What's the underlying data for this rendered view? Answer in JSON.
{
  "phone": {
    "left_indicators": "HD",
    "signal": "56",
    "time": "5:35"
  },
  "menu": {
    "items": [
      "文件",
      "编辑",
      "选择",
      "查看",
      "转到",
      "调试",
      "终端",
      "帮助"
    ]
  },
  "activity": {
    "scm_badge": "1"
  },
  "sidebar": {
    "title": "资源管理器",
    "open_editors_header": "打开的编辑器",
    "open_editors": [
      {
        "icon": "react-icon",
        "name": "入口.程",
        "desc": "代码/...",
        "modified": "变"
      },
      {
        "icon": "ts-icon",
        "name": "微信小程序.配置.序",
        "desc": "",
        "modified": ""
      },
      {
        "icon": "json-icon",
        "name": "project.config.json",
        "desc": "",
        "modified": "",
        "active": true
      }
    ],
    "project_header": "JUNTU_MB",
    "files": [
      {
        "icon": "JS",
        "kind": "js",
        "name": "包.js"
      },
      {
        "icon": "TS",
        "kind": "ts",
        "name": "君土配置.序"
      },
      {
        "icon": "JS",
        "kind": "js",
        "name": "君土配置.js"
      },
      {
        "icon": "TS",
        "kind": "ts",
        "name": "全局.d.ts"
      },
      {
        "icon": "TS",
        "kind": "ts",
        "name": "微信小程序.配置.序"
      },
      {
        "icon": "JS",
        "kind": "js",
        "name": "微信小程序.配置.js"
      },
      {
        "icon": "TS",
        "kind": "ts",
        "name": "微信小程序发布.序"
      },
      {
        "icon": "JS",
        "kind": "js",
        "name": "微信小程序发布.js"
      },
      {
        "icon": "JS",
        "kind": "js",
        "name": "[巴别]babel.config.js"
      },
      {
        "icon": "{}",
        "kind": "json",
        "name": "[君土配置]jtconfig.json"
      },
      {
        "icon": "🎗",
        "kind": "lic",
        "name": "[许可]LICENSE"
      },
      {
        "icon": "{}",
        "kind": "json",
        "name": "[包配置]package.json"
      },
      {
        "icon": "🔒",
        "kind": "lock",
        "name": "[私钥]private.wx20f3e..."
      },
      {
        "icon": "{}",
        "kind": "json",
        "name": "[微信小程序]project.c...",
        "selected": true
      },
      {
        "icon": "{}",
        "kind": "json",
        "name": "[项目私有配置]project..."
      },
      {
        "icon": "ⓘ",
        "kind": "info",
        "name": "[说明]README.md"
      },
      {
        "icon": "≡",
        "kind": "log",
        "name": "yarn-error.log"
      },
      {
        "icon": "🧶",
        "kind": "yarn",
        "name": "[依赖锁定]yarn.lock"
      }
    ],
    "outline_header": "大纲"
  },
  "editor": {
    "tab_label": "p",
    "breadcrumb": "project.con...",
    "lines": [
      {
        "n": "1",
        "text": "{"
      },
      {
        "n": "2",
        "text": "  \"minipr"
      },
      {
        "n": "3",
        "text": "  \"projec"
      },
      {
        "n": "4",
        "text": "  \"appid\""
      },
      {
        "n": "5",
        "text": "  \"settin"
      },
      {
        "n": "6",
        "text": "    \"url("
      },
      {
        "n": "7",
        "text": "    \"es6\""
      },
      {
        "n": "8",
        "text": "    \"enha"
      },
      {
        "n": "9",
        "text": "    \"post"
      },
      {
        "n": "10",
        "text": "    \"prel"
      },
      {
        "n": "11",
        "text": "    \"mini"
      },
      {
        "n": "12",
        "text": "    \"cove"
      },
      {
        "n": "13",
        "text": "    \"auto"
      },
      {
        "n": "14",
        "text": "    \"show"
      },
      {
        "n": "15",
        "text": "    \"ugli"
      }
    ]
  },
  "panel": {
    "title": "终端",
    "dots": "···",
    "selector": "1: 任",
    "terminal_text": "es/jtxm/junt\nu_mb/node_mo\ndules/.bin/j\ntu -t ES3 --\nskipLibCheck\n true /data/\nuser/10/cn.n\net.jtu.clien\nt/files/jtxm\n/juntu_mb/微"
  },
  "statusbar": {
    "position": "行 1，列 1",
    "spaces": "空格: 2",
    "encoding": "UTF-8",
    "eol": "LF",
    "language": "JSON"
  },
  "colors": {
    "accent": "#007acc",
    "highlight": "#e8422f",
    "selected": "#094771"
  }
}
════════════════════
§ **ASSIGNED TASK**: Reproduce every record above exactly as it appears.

§ **EXERCISE RESULT**:
What's the underlying data for this rendered view? Answer in JSON.
{
  "phone": {
    "left_indicators": "HD",
    "signal": "56",
    "time": "5:35"
  },
  "menu": {
    "items": [
      "文件",
      "编辑",
      "选择",
      "查看",
      "转到",
      "调试",
      "终端",
      "帮助"
    ]
  },
  "activity": {
    "scm_badge": "1"
  },
  "sidebar": {
    "title": "资源管理器",
    "open_editors_header": "打开的编辑器",
    "open_editors": [
      {
        "icon": "react-icon",
        "name": "入口.程",
        "desc": "代码/...",
        "modified": "变"
      },
      {
        "icon": "ts-icon",
        "name": "微信小程序.配置.序",
        "desc": "",
        "modified": ""
      },
      {
        "icon": "json-icon",
        "name": "project.config.json",
        "desc": "",
        "modified": "",
        "active": true
      }
    ],
    "project_header": "JUNTU_MB",
    "files": [
      {
        "icon": "JS",
        "kind": "js",
        "name": "包.js"
      },
      {
        "icon": "TS",
        "kind": "ts",
        "name": "君土配置.序"
      },
      {
        "icon": "JS",
        "kind": "js",
        "name": "君土配置.js"
      },
      {
        "icon": "TS",
        "kind": "ts",
        "name": "全局.d.ts"
      },
      {
        "icon": "TS",
        "kind": "ts",
        "name": "微信小程序.配置.序"
      },
      {
        "icon": "JS",
        "kind": "js",
        "name": "微信小程序.配置.js"
      },
      {
        "icon": "TS",
        "kind": "ts",
        "name": "微信小程序发布.序"
      },
      {
        "icon": "JS",
        "kind": "js",
        "name": "微信小程序发布.js"
      },
      {
        "icon": "JS",
        "kind": "js",
        "name": "[巴别]babel.config.js"
      },
      {
        "icon": "{}",
        "kind": "json",
        "name": "[君土配置]jtconfig.json"
      },
      {
        "icon": "🎗",
        "kind": "lic",
        "name": "[许可]LICENSE"
      },
      {
        "icon": "{}",
        "kind": "json",
        "name": "[包配置]package.json"
      },
      {
        "icon": "🔒",
        "kind": "lock",
        "name": "[私钥]private.wx20f3e..."
      },
      {
        "icon": "{}",
        "kind": "json",
        "name": "[微信小程序]project.c...",
        "selected": true
      },
      {
        "icon": "{}",
        "kind": "json",
        "name": "[项目私有配置]project..."
      },
      {
        "icon": "ⓘ",
        "kind": "info",
        "name": "[说明]README.md"
      },
      {
        "icon": "≡",
        "kind": "log",
        "name": "yarn-error.log"
      },
      {
        "icon": "🧶",
        "kind": "yarn",
        "name": "[依赖锁定]yarn.lock"
      }
    ],
    "outline_header": "大纲"
  },
  "editor": {
    "tab_label": "p",
    "breadcrumb": "project.con...",
    "lines": [
      {
        "n": "1",
        "text": "{"
      },
      {
        "n": "2",
        "text": "  \"minipr"
      },
      {
        "n": "3",
        "text": "  \"projec"
      },
      {
        "n": "4",
        "text": "  \"appid\""
      },
      {
        "n": "5",
        "text": "  \"settin"
      },
      {
        "n": "6",
        "text": "    \"url("
      },
      {
        "n": "7",
        "text": "    \"es6\""
      },
      {
        "n": "8",
        "text": "    \"enha"
      },
      {
        "n": "9",
        "text": "    \"post"
      },
      {
        "n": "10",
        "text": "    \"prel"
      },
      {
        "n": "11",
        "text": "    \"mini"
      },
      {
        "n": "12",
        "text": "    \"cove"
      },
      {
        "n": "13",
        "text": "    \"auto"
      },
      {
        "n": "14",
        "text": "    \"show"
      },
      {
        "n": "15",
        "text": "    \"ugli"
      }
    ]
  },
  "panel": {
    "title": "终端",
    "dots": "···",
    "selector": "1: 任",
    "terminal_text": "es/jtxm/junt\nu_mb/node_mo\ndules/.bin/j\ntu -t ES3 --\nskipLibCheck\n true /data/\nuser/10/cn.n\net.jtu.clien\nt/files/jtxm\n/juntu_mb/微"
  },
  "statusbar": {
    "position": "行 1，列 1",
    "spaces": "空格: 2",
    "encoding": "UTF-8",
    "eol": "LF",
    "language": "JSON"
  },
  "colors": {
    "accent": "#007acc",
    "highlight": "#e8422f",
    "selected": "#094771"
  }
}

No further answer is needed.